=== WHAT TO WORK ON ===
Please return every line of the records that contains the word "网络访问".

Element data from apps and pages:
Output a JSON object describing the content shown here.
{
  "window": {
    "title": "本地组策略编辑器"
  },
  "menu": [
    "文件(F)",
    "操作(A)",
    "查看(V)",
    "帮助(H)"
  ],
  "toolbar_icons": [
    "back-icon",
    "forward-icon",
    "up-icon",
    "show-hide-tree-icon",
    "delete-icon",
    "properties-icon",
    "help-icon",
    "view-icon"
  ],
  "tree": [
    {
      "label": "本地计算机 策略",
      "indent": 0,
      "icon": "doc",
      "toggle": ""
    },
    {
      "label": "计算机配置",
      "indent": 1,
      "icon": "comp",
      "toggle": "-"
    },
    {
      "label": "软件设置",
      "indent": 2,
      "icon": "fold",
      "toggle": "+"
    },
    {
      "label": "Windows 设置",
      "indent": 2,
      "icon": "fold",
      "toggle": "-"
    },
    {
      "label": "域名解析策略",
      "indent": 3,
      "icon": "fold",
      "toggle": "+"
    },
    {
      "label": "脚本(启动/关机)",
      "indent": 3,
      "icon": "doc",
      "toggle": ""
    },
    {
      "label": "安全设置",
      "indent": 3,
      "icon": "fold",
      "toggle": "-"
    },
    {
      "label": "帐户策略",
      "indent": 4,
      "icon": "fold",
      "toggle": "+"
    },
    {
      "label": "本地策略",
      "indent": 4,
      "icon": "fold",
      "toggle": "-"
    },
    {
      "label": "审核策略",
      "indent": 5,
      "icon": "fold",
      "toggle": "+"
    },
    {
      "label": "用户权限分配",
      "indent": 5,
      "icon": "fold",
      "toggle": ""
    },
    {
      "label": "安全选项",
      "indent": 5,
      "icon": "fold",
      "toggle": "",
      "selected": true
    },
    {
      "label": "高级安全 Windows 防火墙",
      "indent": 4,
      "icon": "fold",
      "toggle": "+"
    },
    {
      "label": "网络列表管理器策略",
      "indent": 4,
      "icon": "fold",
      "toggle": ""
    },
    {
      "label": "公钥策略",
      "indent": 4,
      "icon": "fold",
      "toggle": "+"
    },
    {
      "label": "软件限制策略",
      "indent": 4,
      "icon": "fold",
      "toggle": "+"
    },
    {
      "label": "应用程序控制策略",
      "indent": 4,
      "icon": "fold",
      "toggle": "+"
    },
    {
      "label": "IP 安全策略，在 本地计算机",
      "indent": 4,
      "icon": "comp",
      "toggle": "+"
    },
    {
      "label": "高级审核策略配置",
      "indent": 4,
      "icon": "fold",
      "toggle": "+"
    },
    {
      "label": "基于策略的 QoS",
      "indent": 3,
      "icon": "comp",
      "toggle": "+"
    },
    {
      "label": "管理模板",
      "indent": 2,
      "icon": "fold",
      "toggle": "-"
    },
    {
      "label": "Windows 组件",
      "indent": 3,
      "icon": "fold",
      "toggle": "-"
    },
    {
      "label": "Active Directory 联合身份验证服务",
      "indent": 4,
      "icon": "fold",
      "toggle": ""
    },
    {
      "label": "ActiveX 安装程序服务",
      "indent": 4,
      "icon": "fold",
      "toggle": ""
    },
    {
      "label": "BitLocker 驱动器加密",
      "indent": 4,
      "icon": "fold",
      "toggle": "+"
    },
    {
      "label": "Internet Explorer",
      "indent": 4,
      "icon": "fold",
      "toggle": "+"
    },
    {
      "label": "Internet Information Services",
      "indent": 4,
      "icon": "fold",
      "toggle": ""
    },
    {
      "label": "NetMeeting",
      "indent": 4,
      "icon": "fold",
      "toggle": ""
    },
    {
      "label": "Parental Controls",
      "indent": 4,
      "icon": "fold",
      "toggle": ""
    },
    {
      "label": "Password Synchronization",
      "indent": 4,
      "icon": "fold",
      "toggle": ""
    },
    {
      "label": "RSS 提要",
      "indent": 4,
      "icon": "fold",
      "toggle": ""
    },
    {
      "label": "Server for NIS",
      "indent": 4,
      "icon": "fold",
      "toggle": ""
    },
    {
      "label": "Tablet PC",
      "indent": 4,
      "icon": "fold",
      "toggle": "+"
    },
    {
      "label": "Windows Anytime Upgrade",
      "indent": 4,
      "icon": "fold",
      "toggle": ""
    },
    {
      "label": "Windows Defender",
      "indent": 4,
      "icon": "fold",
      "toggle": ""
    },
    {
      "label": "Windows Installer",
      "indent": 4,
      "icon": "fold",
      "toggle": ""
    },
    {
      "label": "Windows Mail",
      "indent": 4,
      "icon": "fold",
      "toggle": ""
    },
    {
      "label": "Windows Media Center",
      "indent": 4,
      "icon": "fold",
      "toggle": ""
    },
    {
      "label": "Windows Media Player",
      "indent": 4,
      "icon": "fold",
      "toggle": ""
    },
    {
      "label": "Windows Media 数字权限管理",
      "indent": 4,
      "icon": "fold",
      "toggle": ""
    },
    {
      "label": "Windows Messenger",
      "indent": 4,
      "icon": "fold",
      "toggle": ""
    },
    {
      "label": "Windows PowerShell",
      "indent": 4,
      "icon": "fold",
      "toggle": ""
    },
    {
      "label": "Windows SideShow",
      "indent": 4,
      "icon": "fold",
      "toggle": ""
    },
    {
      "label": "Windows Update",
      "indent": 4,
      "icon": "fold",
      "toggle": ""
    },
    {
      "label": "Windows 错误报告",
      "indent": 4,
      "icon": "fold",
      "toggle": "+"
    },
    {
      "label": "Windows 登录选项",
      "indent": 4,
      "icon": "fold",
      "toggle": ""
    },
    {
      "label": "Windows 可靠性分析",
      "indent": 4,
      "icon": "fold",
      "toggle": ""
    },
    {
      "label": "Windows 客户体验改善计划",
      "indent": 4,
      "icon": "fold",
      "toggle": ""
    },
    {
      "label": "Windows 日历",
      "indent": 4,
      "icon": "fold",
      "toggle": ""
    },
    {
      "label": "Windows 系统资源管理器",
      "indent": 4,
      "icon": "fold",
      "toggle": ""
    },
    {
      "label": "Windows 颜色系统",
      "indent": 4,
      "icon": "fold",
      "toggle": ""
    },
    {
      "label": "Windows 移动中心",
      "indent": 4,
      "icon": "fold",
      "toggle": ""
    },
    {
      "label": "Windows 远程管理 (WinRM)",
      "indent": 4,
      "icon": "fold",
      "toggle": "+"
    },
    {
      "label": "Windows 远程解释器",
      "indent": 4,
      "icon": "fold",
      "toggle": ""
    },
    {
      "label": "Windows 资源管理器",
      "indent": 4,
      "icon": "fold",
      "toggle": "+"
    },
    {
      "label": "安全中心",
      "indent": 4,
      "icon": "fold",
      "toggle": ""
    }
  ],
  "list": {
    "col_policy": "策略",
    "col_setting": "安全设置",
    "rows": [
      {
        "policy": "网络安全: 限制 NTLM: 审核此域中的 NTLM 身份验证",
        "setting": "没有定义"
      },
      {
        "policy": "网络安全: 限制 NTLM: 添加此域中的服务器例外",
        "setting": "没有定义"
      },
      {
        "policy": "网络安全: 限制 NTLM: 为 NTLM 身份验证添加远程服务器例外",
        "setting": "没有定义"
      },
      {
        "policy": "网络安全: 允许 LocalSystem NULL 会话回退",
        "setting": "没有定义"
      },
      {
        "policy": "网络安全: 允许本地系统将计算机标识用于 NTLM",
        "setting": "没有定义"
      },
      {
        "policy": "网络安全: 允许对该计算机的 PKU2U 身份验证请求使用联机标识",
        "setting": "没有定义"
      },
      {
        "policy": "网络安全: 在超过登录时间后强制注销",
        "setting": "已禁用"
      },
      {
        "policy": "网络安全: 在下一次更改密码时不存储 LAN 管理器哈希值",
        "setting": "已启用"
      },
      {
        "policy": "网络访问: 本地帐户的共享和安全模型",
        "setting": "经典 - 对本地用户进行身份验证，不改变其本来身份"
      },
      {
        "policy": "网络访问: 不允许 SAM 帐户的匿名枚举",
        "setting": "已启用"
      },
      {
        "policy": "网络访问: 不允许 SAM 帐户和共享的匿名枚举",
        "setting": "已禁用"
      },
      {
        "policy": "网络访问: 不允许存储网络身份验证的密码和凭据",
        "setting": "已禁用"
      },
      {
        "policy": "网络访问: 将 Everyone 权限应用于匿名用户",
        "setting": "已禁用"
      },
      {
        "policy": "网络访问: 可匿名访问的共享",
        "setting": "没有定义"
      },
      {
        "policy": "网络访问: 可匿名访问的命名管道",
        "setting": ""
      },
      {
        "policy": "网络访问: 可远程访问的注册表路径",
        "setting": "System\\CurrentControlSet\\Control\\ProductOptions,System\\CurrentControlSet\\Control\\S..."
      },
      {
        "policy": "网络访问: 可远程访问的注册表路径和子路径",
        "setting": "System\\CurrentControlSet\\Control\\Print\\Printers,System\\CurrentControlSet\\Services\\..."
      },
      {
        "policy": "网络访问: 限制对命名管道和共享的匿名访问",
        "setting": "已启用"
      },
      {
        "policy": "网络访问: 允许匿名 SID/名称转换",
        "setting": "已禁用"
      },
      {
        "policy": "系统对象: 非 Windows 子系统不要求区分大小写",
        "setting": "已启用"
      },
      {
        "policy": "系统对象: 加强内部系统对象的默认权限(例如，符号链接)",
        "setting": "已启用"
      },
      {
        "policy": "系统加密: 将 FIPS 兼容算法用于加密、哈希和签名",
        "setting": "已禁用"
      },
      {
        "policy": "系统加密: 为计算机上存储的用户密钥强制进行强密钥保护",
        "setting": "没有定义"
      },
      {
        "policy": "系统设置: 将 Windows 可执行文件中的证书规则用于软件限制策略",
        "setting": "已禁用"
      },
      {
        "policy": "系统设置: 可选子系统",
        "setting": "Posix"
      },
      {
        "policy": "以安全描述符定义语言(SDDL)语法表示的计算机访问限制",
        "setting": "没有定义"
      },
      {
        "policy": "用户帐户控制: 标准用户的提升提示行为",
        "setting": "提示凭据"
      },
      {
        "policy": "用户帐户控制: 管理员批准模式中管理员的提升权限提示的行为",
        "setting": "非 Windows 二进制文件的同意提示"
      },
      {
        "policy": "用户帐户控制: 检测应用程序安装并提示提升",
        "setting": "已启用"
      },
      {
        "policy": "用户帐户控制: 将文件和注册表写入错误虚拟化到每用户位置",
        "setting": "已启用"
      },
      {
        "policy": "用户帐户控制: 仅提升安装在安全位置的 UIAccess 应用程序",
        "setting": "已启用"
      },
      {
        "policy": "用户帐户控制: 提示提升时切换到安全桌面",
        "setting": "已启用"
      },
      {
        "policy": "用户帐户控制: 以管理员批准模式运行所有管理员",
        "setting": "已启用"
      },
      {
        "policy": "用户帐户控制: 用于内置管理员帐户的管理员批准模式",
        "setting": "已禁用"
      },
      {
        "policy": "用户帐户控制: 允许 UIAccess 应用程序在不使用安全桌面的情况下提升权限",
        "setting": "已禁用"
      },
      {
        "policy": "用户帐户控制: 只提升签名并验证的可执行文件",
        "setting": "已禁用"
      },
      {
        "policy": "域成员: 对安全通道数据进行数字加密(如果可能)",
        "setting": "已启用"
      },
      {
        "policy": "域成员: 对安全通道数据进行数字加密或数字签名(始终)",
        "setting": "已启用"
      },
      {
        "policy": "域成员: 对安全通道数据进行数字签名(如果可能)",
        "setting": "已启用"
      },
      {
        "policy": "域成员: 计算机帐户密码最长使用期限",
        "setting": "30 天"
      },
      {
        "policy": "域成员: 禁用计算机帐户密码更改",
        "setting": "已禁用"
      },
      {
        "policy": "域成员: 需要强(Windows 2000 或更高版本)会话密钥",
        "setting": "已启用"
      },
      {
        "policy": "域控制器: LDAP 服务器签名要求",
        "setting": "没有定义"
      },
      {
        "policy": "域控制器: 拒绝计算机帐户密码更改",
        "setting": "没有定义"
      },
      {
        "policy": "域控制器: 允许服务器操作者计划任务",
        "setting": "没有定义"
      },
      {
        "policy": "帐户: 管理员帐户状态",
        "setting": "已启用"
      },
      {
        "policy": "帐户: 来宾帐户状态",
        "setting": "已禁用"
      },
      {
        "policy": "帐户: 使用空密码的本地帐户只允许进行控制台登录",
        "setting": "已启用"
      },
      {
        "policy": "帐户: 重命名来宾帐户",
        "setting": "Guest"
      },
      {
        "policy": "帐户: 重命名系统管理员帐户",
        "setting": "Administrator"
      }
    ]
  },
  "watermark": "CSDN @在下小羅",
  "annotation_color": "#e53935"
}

=== RESPONSE AREA ===
        "policy": "网络访问: 本地帐户的共享和安全模型",
        "policy": "网络访问: 不允许 SAM 帐户的匿名枚举",
        "policy": "网络访问: 不允许 SAM 帐户和共享的匿名枚举",
        "policy": "网络访问: 不允许存储网络身份验证的密码和凭据",
        "policy": "网络访问: 将 Everyone 权限应用于匿名用户",
        "policy": "网络访问: 可匿名访问的共享",
        "policy": "网络访问: 可匿名访问的命名管道",
        "policy": "网络访问: 可远程访问的注册表路径",
        "policy": "网络访问: 可远程访问的注册表路径和子路径",
        "policy": "网络访问: 限制对命名管道和共享的匿名访问",
        "policy": "网络访问: 允许匿名 SID/名称转换",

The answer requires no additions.